AMID LINGERING global challenges in microchip supply and supply chain issues, vehicle sales continue to trend upward in the Philippines. The latest joint report by the Chamber of Automotive Manufacturers of the Philippines, Inc. (CAMPI) and Truck Manufacturers Association (TMA) revealed that total new motor vehicle sales for October reached 32,146 units, growing by 42.4% over last year’s 22,581 units sold in the same month.
In a release, CAMPI President Atty. Rommel Gutierrez said, “The continued double-digit growth recorded anew in October is boosting optimism for the automotive industry, further accelerating full recovery this year from the pandemic disruptions.”
Toyota Motor Philippines led the sales charge in October, selling 15,541 units and cornering 48.35% of the market. While month-on-month sales decreased by 3.7%, the figure is 39.3% more than the October 2021 sum. In second place is Mitsubishi Motors Philippines Corp. with 5,527 units sold in October, growing by 12.1% month on month and by 102.1% versus October 2021. It accounted for 17.19% of total sales in October. Ford Motor Company ranked third with 2,401 vehicles sold in the period (-17.1% month on month, +51% versus October 2021), and cornered 7.47% of market share. Nissan Philippines, Inc. is in fourth place with 1,694 units moved (+7.1% month on month, -10.2% versus October 2021). Rounding out the top five is Suzuki Philippines (1,692 units sold, +3.4% month on month, +15.6% versus October 2021).
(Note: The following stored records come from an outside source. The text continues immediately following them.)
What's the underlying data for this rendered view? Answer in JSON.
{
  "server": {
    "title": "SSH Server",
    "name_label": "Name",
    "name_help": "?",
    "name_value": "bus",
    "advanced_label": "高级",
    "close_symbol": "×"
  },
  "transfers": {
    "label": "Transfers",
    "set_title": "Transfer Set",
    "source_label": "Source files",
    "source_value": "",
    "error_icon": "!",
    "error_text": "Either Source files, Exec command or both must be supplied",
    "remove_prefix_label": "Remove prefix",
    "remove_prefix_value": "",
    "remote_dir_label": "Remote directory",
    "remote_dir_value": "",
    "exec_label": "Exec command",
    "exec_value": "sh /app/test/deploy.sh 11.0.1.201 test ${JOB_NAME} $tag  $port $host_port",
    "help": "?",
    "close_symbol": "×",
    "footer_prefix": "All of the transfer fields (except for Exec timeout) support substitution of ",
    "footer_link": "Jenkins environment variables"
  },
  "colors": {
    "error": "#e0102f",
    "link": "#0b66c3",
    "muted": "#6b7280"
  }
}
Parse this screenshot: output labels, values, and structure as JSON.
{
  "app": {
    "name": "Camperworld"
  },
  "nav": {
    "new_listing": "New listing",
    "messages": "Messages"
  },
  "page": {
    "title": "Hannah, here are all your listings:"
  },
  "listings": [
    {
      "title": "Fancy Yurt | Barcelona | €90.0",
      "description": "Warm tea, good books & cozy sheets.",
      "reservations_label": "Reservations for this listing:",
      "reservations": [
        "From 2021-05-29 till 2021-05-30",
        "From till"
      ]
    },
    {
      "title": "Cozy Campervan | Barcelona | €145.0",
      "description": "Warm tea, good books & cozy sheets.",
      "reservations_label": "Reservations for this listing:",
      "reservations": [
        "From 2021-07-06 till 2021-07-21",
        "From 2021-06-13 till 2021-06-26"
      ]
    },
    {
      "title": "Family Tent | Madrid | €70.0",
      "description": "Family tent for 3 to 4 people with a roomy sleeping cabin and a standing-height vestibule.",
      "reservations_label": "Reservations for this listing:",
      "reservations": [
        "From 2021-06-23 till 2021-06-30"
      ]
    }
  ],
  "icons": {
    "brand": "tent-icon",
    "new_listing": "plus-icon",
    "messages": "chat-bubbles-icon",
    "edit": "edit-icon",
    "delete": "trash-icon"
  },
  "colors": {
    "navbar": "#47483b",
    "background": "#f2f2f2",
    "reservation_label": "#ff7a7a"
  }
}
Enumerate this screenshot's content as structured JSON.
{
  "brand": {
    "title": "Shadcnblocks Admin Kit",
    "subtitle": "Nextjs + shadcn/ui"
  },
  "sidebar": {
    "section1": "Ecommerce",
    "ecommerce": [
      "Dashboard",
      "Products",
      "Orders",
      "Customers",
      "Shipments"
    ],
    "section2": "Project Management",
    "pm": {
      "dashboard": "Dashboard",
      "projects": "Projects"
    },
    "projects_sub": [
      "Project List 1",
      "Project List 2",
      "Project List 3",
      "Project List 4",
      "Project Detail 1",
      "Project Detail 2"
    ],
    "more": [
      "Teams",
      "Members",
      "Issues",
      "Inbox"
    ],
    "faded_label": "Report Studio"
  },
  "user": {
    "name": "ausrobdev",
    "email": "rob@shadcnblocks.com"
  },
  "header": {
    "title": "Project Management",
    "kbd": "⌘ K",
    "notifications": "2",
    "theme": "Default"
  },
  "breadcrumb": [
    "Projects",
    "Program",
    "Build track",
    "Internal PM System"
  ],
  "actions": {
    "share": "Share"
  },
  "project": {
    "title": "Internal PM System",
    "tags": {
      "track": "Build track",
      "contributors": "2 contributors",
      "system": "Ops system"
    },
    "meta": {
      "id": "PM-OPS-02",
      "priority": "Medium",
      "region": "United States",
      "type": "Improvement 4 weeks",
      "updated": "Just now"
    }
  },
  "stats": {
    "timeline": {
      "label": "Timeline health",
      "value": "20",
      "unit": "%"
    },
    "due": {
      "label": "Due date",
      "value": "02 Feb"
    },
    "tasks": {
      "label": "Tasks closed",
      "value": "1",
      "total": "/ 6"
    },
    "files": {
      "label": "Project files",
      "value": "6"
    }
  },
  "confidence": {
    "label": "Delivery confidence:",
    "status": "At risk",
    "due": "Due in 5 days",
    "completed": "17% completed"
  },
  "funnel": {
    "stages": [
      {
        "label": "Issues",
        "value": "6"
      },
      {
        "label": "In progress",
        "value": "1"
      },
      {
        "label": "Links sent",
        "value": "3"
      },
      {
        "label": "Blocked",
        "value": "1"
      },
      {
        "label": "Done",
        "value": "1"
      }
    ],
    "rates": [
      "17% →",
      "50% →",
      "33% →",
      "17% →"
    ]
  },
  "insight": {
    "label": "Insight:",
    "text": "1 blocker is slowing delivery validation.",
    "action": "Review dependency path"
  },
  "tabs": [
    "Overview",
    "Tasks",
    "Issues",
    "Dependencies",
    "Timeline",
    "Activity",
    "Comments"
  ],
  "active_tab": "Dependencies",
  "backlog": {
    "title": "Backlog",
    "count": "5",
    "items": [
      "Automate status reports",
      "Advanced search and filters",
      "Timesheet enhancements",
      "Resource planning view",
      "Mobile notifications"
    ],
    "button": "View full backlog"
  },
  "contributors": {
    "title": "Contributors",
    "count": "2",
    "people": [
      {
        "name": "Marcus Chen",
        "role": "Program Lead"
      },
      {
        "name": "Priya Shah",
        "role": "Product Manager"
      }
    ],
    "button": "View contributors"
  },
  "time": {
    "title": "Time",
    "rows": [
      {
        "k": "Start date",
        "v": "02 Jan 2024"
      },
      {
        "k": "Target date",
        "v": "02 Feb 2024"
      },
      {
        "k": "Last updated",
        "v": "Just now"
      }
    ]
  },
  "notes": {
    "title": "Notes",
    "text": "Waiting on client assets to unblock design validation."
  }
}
“Sustaining this growth trend in the remaining months of the year gives us confidence that the industry will be able to emerge strong, exceeding its forecast speaking from the current business-as-usual standpoint,” Atty. Gutierrez added.
Year to date, CAMPI-TMA member companies have moved 280,300 units, reflecting 30.9% growth versus the same period last year. In a text message, Atty. Gutierrez previously said to “Velocity,” “We expect continued year-on-year growth performance… with the drivers being overall improvement in employment and domestic demand, and continued containment of the pandemic, improved consumer confidence as the country shifts to a lower-risk COVID classification.” — Kap Maceda Aguila